SOURCE INFORMATION:
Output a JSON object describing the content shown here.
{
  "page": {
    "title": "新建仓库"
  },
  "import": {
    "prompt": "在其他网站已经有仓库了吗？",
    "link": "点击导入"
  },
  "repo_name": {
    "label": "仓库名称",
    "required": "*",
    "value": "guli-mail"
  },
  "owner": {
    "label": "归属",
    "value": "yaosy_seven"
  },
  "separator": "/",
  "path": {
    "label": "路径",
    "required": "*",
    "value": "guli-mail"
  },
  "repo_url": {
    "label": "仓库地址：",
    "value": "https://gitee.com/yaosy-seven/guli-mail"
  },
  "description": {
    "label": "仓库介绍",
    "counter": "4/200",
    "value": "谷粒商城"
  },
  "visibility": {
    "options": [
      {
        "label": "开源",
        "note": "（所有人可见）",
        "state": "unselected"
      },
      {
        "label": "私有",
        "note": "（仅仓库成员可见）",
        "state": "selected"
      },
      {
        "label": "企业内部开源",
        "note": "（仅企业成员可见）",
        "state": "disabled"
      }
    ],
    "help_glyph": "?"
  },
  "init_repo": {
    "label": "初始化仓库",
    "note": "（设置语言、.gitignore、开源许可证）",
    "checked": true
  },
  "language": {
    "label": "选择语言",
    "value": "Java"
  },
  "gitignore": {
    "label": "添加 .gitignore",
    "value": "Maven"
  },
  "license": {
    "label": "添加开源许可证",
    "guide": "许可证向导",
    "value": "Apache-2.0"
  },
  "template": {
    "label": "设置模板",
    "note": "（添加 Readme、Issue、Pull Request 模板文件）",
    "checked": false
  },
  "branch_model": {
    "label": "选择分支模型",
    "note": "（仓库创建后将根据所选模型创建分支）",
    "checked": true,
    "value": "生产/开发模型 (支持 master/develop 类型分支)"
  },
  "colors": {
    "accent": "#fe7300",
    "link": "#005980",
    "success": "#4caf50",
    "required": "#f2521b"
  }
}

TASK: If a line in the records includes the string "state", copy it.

EXERCISE OUTPUT:
        "state": "unselected"
        "state": "selected"
        "state": "disabled"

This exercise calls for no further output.